══ MATERIALS PROVIDED

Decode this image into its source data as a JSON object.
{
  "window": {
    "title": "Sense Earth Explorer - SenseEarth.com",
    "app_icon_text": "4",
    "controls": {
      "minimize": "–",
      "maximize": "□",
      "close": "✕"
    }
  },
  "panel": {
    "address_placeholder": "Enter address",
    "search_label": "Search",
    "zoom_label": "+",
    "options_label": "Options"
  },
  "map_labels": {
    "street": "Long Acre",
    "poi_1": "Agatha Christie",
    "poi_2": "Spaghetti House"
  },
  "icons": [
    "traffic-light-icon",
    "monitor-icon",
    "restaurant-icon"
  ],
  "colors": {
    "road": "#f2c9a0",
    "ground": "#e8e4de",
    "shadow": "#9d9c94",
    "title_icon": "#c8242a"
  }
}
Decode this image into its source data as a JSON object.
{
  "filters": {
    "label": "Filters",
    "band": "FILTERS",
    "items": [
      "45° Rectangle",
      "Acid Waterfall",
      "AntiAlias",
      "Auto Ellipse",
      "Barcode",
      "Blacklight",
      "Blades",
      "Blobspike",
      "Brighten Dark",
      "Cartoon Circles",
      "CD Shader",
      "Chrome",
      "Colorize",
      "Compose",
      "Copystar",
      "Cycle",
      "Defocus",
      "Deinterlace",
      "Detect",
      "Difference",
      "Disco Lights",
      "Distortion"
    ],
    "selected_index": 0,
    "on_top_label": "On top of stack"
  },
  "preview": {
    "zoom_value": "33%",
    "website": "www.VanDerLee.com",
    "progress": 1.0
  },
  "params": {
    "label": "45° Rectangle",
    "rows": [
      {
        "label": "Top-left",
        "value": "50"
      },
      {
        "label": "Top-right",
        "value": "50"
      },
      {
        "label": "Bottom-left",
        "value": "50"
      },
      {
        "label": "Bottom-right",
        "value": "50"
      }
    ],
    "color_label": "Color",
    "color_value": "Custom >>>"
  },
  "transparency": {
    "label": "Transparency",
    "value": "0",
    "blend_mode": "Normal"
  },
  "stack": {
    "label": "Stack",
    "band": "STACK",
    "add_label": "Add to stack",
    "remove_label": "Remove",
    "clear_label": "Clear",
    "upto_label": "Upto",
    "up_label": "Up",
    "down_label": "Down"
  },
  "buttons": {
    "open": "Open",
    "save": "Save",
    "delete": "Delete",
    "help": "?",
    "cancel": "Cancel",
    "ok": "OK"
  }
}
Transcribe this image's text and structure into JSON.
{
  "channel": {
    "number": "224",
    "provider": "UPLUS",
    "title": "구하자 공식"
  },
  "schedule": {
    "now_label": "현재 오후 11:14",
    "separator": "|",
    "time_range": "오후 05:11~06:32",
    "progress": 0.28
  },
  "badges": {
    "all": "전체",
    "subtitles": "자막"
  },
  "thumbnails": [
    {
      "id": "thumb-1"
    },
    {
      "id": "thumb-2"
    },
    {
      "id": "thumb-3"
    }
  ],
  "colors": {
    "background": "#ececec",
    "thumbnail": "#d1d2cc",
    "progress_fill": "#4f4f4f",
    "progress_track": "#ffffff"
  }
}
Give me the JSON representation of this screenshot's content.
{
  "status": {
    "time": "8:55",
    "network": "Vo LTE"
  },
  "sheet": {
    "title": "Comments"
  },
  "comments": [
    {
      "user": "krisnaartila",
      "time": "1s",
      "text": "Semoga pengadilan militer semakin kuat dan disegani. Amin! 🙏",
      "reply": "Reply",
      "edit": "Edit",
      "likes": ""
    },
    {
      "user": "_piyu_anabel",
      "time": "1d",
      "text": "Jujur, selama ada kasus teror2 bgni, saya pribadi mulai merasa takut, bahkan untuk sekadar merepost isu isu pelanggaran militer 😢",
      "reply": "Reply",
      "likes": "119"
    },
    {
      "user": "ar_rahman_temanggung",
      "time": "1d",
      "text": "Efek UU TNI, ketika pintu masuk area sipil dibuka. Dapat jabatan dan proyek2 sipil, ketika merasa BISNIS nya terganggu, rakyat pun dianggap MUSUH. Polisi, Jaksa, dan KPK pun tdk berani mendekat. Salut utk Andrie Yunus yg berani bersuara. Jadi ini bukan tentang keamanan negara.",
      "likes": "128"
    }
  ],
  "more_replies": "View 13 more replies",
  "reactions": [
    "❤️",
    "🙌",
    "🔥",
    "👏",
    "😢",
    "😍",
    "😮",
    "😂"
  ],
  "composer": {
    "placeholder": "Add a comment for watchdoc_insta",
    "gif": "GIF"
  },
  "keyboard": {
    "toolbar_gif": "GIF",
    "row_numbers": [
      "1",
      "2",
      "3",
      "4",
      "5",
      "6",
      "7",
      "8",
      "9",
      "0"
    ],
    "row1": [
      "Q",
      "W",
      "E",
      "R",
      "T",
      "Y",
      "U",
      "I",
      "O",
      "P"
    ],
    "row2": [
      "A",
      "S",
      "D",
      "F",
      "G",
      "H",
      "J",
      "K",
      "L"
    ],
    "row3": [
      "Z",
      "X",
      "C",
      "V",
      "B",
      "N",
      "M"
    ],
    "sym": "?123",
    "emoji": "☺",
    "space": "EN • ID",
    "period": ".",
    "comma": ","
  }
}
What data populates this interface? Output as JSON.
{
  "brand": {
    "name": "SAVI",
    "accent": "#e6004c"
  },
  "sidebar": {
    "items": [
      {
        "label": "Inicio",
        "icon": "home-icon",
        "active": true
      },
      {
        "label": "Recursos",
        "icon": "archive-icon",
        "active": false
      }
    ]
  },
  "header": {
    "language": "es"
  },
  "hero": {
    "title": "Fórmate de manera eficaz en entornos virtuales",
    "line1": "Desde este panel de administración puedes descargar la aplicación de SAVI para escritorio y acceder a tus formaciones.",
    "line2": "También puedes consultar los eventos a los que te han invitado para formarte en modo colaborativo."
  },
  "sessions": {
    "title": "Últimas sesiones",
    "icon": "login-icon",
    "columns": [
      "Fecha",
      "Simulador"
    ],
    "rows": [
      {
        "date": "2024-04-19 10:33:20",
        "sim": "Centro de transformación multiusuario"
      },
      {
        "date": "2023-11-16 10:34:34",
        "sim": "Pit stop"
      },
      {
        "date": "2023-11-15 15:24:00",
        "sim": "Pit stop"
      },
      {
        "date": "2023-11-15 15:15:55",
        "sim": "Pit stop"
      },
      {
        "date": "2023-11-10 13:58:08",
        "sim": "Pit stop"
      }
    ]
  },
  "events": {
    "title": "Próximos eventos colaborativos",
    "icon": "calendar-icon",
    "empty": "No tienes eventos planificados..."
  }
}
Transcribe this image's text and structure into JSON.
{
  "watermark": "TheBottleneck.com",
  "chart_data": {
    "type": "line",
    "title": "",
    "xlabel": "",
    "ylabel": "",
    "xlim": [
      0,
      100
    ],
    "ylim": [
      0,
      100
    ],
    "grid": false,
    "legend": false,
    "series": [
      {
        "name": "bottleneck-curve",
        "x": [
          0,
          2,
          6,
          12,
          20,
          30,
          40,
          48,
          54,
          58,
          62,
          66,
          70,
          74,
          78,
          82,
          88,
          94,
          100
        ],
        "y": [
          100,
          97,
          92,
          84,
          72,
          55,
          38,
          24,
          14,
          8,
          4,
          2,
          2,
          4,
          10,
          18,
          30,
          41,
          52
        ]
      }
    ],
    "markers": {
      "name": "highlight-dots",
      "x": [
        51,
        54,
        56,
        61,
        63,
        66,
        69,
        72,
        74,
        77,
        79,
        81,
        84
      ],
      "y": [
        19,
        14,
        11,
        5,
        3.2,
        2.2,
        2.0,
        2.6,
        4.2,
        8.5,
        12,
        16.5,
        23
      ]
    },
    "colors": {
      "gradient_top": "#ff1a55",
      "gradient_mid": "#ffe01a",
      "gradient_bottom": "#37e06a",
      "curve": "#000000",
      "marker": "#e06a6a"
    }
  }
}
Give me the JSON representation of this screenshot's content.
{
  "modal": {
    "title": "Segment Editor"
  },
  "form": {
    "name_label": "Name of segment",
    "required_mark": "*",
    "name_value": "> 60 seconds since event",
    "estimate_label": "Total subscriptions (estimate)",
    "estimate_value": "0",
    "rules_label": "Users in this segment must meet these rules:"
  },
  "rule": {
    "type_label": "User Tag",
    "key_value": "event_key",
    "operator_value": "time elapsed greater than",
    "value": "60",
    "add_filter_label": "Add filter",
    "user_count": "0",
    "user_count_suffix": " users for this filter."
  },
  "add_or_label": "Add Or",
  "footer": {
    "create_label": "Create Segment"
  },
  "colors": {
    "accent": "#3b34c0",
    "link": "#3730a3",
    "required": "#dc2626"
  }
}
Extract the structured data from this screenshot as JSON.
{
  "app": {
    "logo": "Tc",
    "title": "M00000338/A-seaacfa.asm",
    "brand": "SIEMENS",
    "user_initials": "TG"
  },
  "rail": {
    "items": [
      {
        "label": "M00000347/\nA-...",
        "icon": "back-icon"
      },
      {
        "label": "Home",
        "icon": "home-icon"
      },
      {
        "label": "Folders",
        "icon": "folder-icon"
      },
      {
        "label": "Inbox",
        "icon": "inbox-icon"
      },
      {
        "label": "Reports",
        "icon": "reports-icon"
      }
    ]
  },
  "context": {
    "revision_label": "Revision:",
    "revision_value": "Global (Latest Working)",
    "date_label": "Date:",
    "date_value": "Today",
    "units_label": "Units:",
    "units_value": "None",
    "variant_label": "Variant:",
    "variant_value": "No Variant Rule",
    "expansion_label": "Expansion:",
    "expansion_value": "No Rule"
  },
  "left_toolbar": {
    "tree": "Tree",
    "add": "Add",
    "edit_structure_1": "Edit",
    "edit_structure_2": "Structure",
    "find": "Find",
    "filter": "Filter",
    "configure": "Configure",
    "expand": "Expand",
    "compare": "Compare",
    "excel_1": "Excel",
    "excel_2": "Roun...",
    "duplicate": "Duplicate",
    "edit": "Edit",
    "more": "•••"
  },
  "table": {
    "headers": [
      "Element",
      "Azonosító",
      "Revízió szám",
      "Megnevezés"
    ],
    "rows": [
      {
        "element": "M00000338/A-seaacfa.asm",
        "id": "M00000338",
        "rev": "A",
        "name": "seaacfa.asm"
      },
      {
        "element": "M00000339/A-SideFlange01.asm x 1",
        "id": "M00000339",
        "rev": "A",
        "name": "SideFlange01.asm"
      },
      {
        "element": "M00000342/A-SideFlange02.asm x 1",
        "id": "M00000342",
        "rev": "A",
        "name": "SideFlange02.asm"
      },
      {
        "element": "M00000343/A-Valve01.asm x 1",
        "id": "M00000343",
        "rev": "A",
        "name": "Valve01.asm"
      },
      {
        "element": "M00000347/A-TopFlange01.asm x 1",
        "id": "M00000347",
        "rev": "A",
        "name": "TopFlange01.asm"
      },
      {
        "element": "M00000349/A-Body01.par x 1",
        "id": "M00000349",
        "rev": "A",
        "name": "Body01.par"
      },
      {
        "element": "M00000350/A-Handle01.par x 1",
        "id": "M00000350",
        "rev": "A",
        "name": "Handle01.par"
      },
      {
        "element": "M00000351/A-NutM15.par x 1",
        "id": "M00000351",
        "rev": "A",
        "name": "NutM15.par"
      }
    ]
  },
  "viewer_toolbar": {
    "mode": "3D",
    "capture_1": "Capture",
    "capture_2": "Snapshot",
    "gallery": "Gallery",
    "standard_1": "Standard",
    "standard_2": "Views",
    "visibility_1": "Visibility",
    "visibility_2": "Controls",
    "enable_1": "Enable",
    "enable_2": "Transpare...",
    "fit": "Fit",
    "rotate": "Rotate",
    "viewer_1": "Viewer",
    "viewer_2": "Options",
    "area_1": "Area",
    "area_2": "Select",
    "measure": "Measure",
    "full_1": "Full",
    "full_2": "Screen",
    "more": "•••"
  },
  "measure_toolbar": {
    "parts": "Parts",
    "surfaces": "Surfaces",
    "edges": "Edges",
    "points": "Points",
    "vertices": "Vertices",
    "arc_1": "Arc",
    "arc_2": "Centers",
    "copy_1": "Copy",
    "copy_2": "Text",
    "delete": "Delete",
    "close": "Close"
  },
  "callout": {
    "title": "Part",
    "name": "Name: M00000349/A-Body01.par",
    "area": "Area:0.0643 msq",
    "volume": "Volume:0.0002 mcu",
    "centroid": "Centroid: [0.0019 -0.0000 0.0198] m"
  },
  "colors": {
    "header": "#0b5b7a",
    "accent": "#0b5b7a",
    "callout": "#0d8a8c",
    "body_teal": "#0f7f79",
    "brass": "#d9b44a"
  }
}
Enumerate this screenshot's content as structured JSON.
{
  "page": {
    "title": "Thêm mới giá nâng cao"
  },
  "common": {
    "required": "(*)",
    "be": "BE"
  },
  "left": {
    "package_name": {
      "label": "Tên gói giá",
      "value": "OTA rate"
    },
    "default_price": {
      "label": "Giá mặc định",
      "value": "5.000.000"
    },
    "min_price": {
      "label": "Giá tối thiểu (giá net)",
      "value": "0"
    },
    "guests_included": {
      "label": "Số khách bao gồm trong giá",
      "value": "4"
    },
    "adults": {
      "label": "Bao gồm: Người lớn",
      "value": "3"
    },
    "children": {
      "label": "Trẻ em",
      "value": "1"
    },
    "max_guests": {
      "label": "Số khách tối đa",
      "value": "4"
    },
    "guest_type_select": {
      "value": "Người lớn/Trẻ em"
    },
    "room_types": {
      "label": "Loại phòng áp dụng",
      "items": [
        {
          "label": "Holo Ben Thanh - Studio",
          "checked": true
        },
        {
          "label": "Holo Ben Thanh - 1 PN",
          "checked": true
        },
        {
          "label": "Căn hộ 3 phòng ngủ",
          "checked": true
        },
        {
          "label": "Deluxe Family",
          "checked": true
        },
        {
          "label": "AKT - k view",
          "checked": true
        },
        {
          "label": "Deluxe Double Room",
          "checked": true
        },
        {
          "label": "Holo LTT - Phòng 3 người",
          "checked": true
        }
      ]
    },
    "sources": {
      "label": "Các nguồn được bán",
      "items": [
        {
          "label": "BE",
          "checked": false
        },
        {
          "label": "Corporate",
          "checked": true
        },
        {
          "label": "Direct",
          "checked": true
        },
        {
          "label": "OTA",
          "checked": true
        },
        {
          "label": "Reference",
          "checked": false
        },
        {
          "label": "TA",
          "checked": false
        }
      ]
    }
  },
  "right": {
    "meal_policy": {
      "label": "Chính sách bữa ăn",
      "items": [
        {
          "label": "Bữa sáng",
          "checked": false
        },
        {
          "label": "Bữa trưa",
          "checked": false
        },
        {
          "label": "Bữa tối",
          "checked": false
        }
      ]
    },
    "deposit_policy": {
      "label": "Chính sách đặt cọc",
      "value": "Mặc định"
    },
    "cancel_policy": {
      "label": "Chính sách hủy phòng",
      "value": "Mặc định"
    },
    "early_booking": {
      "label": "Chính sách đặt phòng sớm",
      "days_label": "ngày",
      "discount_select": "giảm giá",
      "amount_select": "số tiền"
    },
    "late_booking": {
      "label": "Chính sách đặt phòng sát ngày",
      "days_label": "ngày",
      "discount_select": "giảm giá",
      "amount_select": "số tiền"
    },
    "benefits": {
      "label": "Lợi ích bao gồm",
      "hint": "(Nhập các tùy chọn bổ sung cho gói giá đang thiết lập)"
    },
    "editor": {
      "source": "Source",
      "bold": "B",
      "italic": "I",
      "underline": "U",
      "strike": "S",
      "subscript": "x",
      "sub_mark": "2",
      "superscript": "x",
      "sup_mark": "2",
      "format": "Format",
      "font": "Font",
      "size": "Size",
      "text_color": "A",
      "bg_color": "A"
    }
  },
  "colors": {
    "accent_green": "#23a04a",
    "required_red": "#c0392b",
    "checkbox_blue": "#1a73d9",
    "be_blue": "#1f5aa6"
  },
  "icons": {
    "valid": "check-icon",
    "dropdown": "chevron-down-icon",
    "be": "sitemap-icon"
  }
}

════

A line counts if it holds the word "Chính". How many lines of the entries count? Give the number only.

# RESPONSE TO THE TASK:
5